    The work of the Hubble Space Telescope is not only science, but also, art and philosophy. Every time I see a new high resolution photo taken by Hubble, I simply stare at it for several minutes. If I have family around when I am viewing the photos, even family members that are not inclined to think about interstellar travel, I usually, perhaps a little selfishly, say to them something like. “Check this out! You have got to see this Hubble Photo!” and sometimes I will persist for a few more seconds beckoning them to see the photo. They are usually totally impressed.



  • Ronald October 2, 2008, 4:13

    James, I share your feelings of awe, etc.

    BTW, my impression of the article was not ‘civilizations starting 7 or 8 billion years ago’, but their host stars starting that long ago. Possible civs would take a bit longer to arise, but would indeed still have a headstart in comparison with us (1 – 3 billion years?).

  • Administrator October 2, 2008, 8:35

    Ronald, you’re right, the seven billion year figure is for the earliest star formation, but the work suggests that supernova activity quickly produced heavier elements. Figure four billion years for a technological society to appear (as per our experience on Earth) and that would imply there could have been such three billion years ago and perhaps earlier.

  • kurt9 October 2, 2008, 13:18

    If technological civilization emerged in these places a billion years ago, we should be see some kind of artifice or something that could be artifice. A civilization a billion years old should at least encompass their entire galaxy.
    It might not be obviously recognizable because for us to observe M81 is like stone-age people paddling down the Hudson river to look at NYC. However, if such a civilization exists, we should observe something about M81 that does not fit with entirely natural explanation.

    No doubt a billion year old civilization is going to be as far beyond us as we are beyond single-celled algae. It is likely they have become post-physical, in the transhumanist sense. Maybe the unexplained “dark” matter or energy is the artifice of such an advanced civilization.

  • ljk November 25, 2008, 14:21

    November 25, 2008

    Unusual Red Spiral Galaxies “Strangled”

    Written by Nancy Atkinson

    Images of three galaxies from the Galaxy Zoo (top) and STAGES surveys (bottom) show examples of how the newly discovered population of red spiral galaxies on the outskirts of crowded regions in the Universe may be a missing link in our understanding of galaxy evolution.

    Usually a galaxy’s shape corresponds with its color as well as its age. Spiral galaxies appear blue because they are still dynamically forming hot young stars. Elliptical galaxies, on the other hand, are mostly old, dead, and red.
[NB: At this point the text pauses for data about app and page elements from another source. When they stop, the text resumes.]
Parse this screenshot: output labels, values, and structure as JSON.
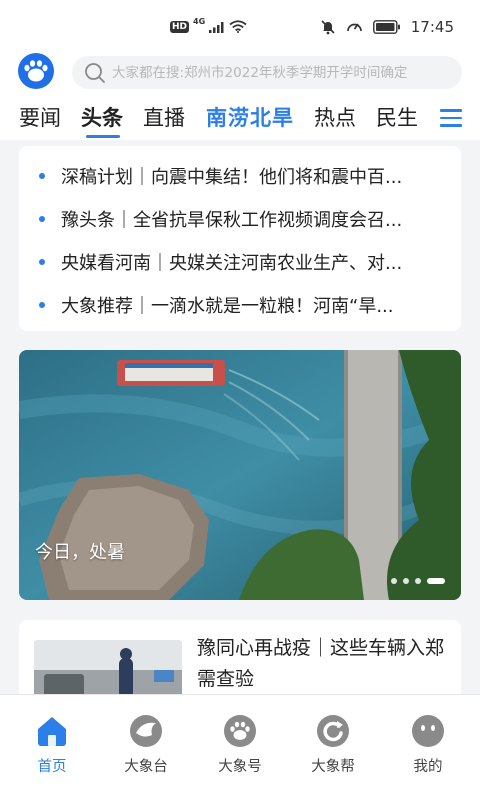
{
  "status_bar": {
    "hd": "HD",
    "network": "4G",
    "time": "17:45"
  },
  "search": {
    "placeholder": "大家都在搜:郑州市2022年秋季学期开学时间确定"
  },
  "tabs": [
    {
      "label": "要闻"
    },
    {
      "label": "头条"
    },
    {
      "label": "直播"
    },
    {
      "label": "南涝北旱"
    },
    {
      "label": "热点"
    },
    {
      "label": "民生"
    }
  ],
  "headlines": [
    {
      "text": "深稿计划｜向震中集结！他们将和震中百..."
    },
    {
      "text": "豫头条｜全省抗旱保秋工作视频调度会召..."
    },
    {
      "text": "央媒看河南｜央媒关注河南农业生产、对..."
    },
    {
      "text": "大象推荐｜一滴水就是一粒粮！河南“旱..."
    }
  ],
  "banner": {
    "caption": "今日，处暑"
  },
  "news_card": {
    "title": "豫同心再战疫｜这些车辆入郑需查验"
  },
  "bottom_nav": [
    {
      "label": "首页"
    },
    {
      "label": "大象台"
    },
    {
      "label": "大象号"
    },
    {
      "label": "大象帮"
    },
    {
      "label": "我的"
    }
  ],
  "colors": {
    "accent": "#2c7fe8",
    "icon_gray": "#8a8a8a"
  }
}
    But surprisingly, two international collaborations have both separately identified a population of unusual red spiral galaxies. Galaxy Zoo, which uses volunteers from the general public to classify galaxies and the Space Telescope Galaxy Evolution Survey (STAGES) project have found that many of the red galaxies in crowded regions of galaxy clusters are actually spiral galaxies, bucking the trend for red galaxies to be elliptical in shape.

    However, these galaxies might be in transition, going from young to old, slowly having the life ‘choked’ out of them.

    “We think what we’re seeing is galaxies that have been gently strangled, so to speak,” said Chris Lintott, Galaxy Zoo team leader from University of Oxford, “where somehow the gas supply for star formation has been cut off, but that they’ve been strangled so gently that the arms are still there.”

    Sounds like a CSI murder mystery, but in this case astronomers are studying the scene of the crime.

    Full article here, with links to the relevant papers: